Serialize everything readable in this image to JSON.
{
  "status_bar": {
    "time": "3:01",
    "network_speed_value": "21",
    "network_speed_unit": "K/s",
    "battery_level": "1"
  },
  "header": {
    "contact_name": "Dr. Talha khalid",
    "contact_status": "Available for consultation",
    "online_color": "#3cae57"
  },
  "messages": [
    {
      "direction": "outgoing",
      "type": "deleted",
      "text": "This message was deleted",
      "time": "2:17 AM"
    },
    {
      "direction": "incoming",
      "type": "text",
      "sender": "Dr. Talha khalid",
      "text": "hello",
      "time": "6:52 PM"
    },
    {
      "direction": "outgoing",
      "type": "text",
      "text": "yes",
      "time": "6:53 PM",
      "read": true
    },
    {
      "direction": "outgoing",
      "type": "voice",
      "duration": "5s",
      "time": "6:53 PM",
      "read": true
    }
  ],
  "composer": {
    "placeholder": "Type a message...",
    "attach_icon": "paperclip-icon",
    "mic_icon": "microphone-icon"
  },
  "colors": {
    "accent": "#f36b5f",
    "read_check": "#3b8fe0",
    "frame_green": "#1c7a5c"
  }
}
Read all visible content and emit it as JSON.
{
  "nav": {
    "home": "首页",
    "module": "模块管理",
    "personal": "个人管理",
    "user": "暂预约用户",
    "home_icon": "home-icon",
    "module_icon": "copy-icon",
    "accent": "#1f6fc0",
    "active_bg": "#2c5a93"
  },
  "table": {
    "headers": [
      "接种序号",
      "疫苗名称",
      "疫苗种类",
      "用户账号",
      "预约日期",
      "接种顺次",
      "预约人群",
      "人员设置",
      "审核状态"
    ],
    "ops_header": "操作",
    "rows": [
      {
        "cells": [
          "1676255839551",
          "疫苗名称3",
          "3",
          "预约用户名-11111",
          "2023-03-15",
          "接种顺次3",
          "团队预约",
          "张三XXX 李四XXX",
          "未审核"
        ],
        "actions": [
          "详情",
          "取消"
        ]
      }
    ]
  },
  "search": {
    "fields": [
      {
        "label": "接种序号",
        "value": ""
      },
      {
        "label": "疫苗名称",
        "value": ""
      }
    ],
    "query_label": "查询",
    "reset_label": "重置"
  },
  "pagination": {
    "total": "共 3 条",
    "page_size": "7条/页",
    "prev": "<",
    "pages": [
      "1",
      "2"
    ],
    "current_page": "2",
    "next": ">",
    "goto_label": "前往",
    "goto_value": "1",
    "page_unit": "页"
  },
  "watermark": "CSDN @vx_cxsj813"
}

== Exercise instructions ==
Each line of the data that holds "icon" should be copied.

== Response to this task ==
    "attach_icon": "paperclip-icon",
    "mic_icon": "microphone-icon"
    "home_icon": "home-icon",
    "module_icon": "copy-icon",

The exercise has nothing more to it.